The Surprising History of the @
Imagine a world without the @ symbol. Given the sign’s increasingly popular usage on platforms like Instagram, Twitter, and Facebook–not to mention that it’s the foundation of all email–you probably can’t.
But like most computer slang and internet shortcuts, the @ symbol has a lengthy history, and the sign in its contemporary usage even has a creator. Sadly, that man, Ray Tomlinson, died on March 5. He was 74 years old.
How familiar are you with the @ sign? You might be surprised to learn how important it was to cultures across the world centuries before Tomlinson selected it as the very foundation of modern day email.
Turns out the @ was nearly as important in the Middle Ages as it is today…
Though you might never suspect it while tagging people on social media, the @ has been around since at least 1345.
In the earliest discovered reference, a Bulgarian translation of a Greek chronicle pictured above, the @ symbol is inexplicably used instead of a capital “A” in the final “Amen.”
To this day, the @’s early usage remains a mystery, though many hypotheses have been put forward. In the photo below, the @ symbol can be seen in a shipping registry from 1448.
Among these theories are that it was an easier way of writing the Latin ad (by, toward, at, about), combining the ad with an old form of the lowercase d, ∂.
Separately, as the symbol is traditionally used in accounting and economics, it’s been theorized that the @ was made to distinguish the individual price of an item from the price of a group of items.

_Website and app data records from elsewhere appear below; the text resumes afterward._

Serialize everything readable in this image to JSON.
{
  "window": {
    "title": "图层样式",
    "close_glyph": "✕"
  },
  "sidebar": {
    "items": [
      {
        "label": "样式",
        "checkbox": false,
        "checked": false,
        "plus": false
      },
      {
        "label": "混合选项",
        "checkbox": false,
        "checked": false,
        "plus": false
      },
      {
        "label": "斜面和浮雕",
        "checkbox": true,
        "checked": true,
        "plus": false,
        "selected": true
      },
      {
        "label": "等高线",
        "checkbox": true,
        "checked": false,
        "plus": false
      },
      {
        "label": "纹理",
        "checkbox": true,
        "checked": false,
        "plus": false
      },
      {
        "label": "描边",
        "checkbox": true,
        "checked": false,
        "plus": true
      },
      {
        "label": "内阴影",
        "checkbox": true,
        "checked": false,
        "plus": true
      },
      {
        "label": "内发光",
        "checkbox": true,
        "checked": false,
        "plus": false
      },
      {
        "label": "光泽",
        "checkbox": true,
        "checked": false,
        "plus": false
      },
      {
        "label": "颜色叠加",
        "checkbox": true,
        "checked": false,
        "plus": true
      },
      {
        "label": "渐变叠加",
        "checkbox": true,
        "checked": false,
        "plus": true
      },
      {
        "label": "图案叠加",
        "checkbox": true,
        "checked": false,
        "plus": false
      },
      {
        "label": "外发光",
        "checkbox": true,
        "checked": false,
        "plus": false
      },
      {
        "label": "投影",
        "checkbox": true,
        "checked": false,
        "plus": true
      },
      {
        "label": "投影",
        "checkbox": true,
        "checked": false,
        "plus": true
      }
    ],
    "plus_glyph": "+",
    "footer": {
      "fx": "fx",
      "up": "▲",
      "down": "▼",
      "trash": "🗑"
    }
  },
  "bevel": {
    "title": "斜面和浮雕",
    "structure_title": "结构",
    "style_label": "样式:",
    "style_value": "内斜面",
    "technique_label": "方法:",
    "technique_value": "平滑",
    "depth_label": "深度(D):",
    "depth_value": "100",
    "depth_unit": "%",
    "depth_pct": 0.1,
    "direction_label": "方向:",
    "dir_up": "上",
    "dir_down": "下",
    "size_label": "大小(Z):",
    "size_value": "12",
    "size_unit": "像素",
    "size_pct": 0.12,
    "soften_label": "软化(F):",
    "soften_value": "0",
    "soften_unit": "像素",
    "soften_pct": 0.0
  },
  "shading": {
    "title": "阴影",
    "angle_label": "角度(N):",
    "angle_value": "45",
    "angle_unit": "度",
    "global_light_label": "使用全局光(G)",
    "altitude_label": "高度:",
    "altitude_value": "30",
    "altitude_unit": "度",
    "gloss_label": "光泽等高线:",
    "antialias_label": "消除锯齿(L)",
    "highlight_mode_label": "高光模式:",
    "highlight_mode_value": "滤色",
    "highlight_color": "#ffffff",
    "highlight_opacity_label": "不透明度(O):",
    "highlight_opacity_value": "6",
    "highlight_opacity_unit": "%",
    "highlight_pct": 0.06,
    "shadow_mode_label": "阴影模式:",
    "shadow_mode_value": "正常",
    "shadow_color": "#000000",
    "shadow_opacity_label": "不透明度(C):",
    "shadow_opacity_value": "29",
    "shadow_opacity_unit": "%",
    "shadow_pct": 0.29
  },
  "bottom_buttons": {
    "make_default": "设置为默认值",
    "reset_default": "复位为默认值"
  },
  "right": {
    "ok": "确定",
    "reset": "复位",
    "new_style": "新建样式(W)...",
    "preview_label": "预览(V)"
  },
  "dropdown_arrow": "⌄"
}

Thus, @ was a combination of the “e” and “a” from “each at,” as opposed to simply using “per.” E.g.: “10 widgets @ $1” would cost $10, whereas “10 widgets at $1” would cost $1.